“I can make a difference in my family.” That was the theme for week 2 at Freedom School. Our books ranged from topics including coping with a family member who had Alzheimer’s disease, understanding the food process, planning for a family, overcoming obstacles, having hope, and honoring family members. To say the least, week 2 was very emotionally draining, as many of the scholars in the classroom began opening up more each day about their personal lives and the nature of the relationships they have with their family members. On the first day, for example, I asked the scholars to think about the first words that came to mind when they heard the word “family.” One young boy shared, “Chico. He’s my dog. He’s the only one who is ever home and the only one who ever listens to me because my mom is always working and my brother is never home.” Another boy then said, “Temporary. My uncle left one day and never came back and my older brother was shot in the head two years ago. So yeah, temporary. Because nobody really stays around.” I inevitably had a very difficult time hearing and processing these statements because they are so different from my understanding of the word “family” and what it means to me. However, despite the challenges that came with having conversations of this nature, I was very glad that my scholars felt comfortable enough to share the information they did because they quickly realized that many people had similarities and shared experiences within our rather intimate group of nine. Additionally, it was very inspiring and exciting to hear the scholars talk about how they will all commit to making a difference in their families in one way or another… Two of my favorite responses were, “I’m going to call my grandma more because she is very sick and I think she likes when I check on her.” and “I am going to try and help my mom out more because she’s like superwoman and does everything and I know she’s tired a lot.”

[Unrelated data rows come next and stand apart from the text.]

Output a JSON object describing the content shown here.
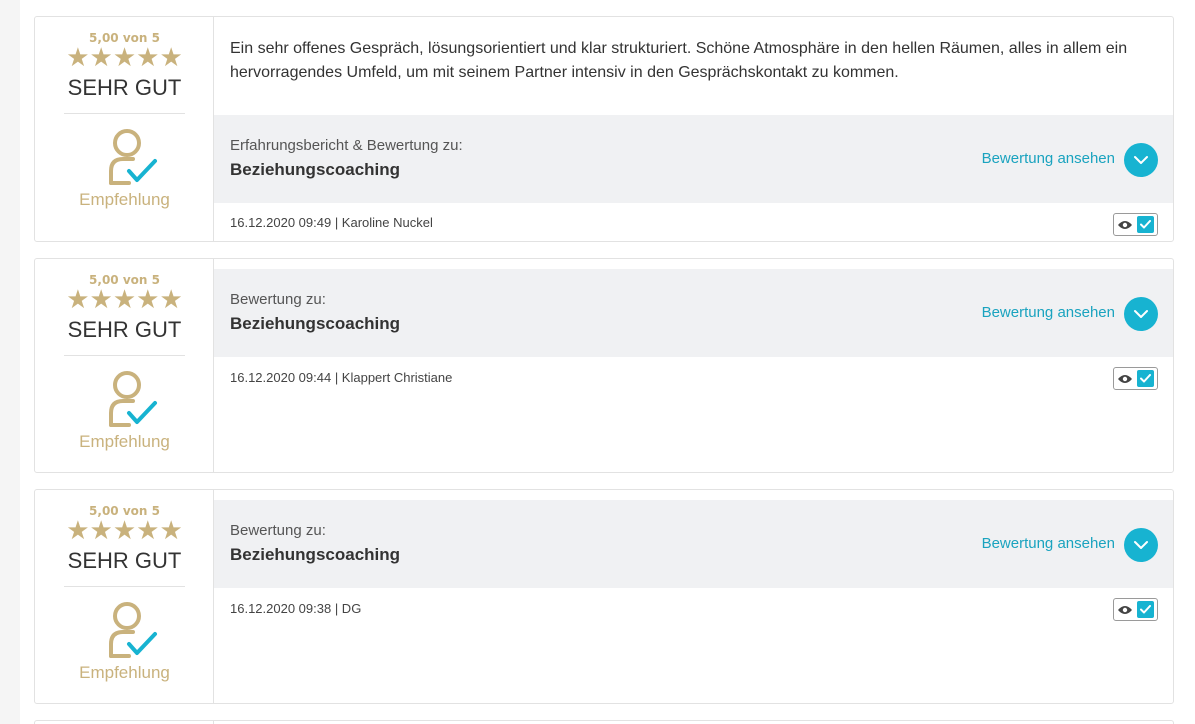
{
  "reviews": [
    {
      "score": "5,00 von 5",
      "stars": "★★★★★",
      "rating_word": "SEHR GUT",
      "recommend": "Empfehlung",
      "text": "Ein sehr offenes Gespräch, lösungsorientiert und klar strukturiert. Schöne Atmosphäre in den hellen Räumen, alles in allem ein hervorragendes Umfeld, um mit seinem Partner intensiv in den Gesprächskontakt zu kommen.",
      "label": "Erfahrungsbericht & Bewertung zu:",
      "product": "Beziehungscoaching",
      "view_link": "Bewertung ansehen",
      "meta": "16.12.2020 09:49 | Karoline Nuckel"
    },
    {
      "score": "5,00 von 5",
      "stars": "★★★★★",
      "rating_word": "SEHR GUT",
      "recommend": "Empfehlung",
      "label": "Bewertung zu:",
      "product": "Beziehungscoaching",
      "view_link": "Bewertung ansehen",
      "meta": "16.12.2020 09:44 | Klappert Christiane"
    },
    {
      "score": "5,00 von 5",
      "stars": "★★★★★",
      "rating_word": "SEHR GUT",
      "recommend": "Empfehlung",
      "label": "Bewertung zu:",
      "product": "Beziehungscoaching",
      "view_link": "Bewertung ansehen",
      "meta": "16.12.2020 09:38 | DG"
    }
  ],
  "colors": {
    "gold": "#c9b27d",
    "accent": "#17b3d1",
    "band": "#f0f1f3"
  },
  "icons": {
    "recommend": "person-check-icon",
    "expand": "chevron-down-icon",
    "visible": "eye-icon",
    "verified": "checkbox-checked-icon"
  }
}
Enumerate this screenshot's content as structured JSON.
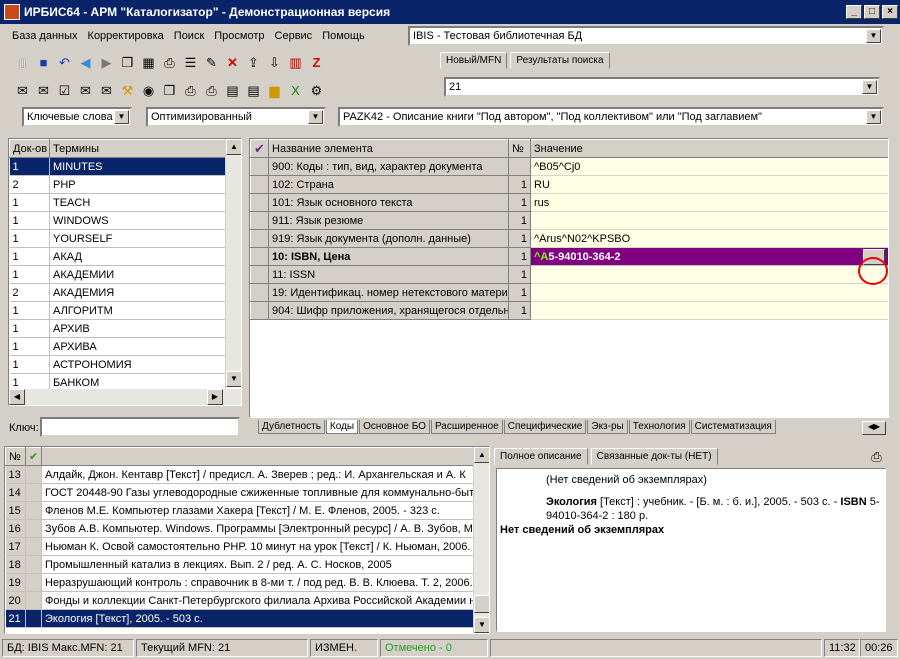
{
  "window": {
    "title": "ИРБИС64 - АРМ \"Каталогизатор\" - Демонстрационная версия"
  },
  "menu": [
    "База данных",
    "Корректировка",
    "Поиск",
    "Просмотр",
    "Сервис",
    "Помощь"
  ],
  "database": "IBIS - Тестовая библиотечная БД",
  "tabs_top": [
    "Новый/MFN",
    "Результаты поиска"
  ],
  "mfn_value": "21",
  "search": {
    "mode": "Ключевые слова",
    "method": "Оптимизированный",
    "worksheet": "PAZK42 - Описание книги \"Под автором\", \"Под коллективом\" или \"Под заглавием\""
  },
  "terms": {
    "col_docs": "Док-ов",
    "col_terms": "Термины",
    "key_label": "Ключ:",
    "key_value": "",
    "rows": [
      [
        "1",
        "MINUTES"
      ],
      [
        "2",
        "PHP"
      ],
      [
        "1",
        "TEACH"
      ],
      [
        "1",
        "WINDOWS"
      ],
      [
        "1",
        "YOURSELF"
      ],
      [
        "1",
        "АКАД"
      ],
      [
        "1",
        "АКАДЕМИИ"
      ],
      [
        "2",
        "АКАДЕМИЯ"
      ],
      [
        "1",
        "АЛГОРИТМ"
      ],
      [
        "1",
        "АРХИВ"
      ],
      [
        "1",
        "АРХИВА"
      ],
      [
        "1",
        "АСТРОНОМИЯ"
      ],
      [
        "1",
        "БАНКОМ"
      ]
    ]
  },
  "fields": {
    "col_name": "Название элемента",
    "col_num": "№",
    "col_value": "Значение",
    "rows": [
      [
        "900: Коды : тип, вид, характер документа",
        "",
        "^B05^Cj0"
      ],
      [
        "102: Страна",
        "1",
        "RU"
      ],
      [
        "101: Язык основного текста",
        "1",
        "rus"
      ],
      [
        "911: Язык резюме",
        "1",
        ""
      ],
      [
        "919: Язык документа (дополн. данные)",
        "1",
        "^Arus^N02^KPSBO"
      ],
      [
        "10: ISBN, Цена",
        "1",
        "5-94010-364-2"
      ],
      [
        "11: ISSN",
        "1",
        ""
      ],
      [
        "19: Идентификац. номер нетекстового матери",
        "1",
        ""
      ],
      [
        "904: Шифр приложения, хранящегося отдельно",
        "1",
        ""
      ]
    ],
    "selected_prefix": "^A",
    "edit_button": "..."
  },
  "worksheet_tabs": [
    "Дублетность",
    "Коды",
    "Основное БО",
    "Расширенное",
    "Специфические",
    "Экз-ры",
    "Технология",
    "Систематизация"
  ],
  "results": {
    "col_num": "№",
    "check": "✔",
    "rows": [
      [
        "13",
        "Алдайк, Джон. Кентавр [Текст] / предисл. А. Зверев ; ред.: И. Архангельская и А. К"
      ],
      [
        "14",
        "ГОСТ 20448-90 Газы углеводородные сжиженные топливные для коммунально-быт"
      ],
      [
        "15",
        "Фленов М.Е. Компьютер глазами Хакера [Текст] / М. Е. Фленов, 2005. - 323 с."
      ],
      [
        "16",
        "Зубов А.В. Компьютер. Windows. Программы [Электронный ресурс] / А. В. Зубов, М"
      ],
      [
        "17",
        "Ньюман К. Освой самостоятельно PHP. 10 минут на урок [Текст] / К. Ньюман, 2006."
      ],
      [
        "18",
        "Промышленный катализ в лекциях. Вып. 2 / ред. А. С. Носков, 2005"
      ],
      [
        "19",
        "Неразрушающий контроль : справочник в 8-ми т. / под ред. В. В. Клюева. Т. 2, 2006."
      ],
      [
        "20",
        "Фонды и коллекции Санкт-Петербургского филиала Архива Российской Академии н"
      ],
      [
        "21",
        "Экология [Текст], 2005. - 503 с."
      ]
    ]
  },
  "desc_tabs": [
    "Полное описание",
    "Связанные док-ты (НЕТ)"
  ],
  "description": {
    "line1": "(Нет сведений об экземплярах)",
    "title": "Экология",
    "body": " [Текст] : учебник. - [Б. м. : б. и.], 2005. - 503 с. - ",
    "isbn_label": "ISBN",
    "isbn": " 5-94010-364-2 : 180 р.",
    "footer": "Нет сведений об экземплярах"
  },
  "status": {
    "db": "БД: IBIS Макс.MFN: 21",
    "current": "Текущий MFN: 21",
    "changed": "ИЗМЕН.",
    "marked": "Отмечено - 0",
    "time": "11:32",
    "date": "00:26"
  }
}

Although week 2 was definitely mentally and emotionally demanding, I have really started to grow a deeper appreciation for my scholars, coworkers, site coordinator, and regional director at Sedgefield. My scholars have truly taught me a great deal about the importance of perseverance and resilience in the face of plight. They have also taught me about the importance of not stressing over simple things and trying to make the best of whatever situation I may find myself in. On another hand, my coworkers, site coordinator, and regional director have all showed me what it means to have a positive support group and why it is incredibly important. Relatedly, one of the activities we did during a reading lesson in my classroom this past week included taking a bundle of sticks and trying to break them. Everyone tried but no one was able to break the bundle. We each then had one stick and tried to break it. Everyone was successful at breaking their single stick. The intern, volunteer, site coordinator, and regional director team at Sedgefield Elementary is just like that bundle of sticks – a unit that cannot be broken even when it is tested and tried with a considerable amount of opposing force and effort. I included this analogy to ultimately say that I have really felt at home and supported by our team at Sedgefield – they are the sticks that form my bundle, and I honestly would not be able to get through the tough conversations I’ve had to facilitate with my scholars if it weren’t for their listening ears and helpful words of encouragement. With the love and support I have received from the people I have the privilege of working with, I am confident that I will be able to conquer the remaining 4 weeks of Freedom School and make it an enjoyable experience for myself and, most importantly, my scholars.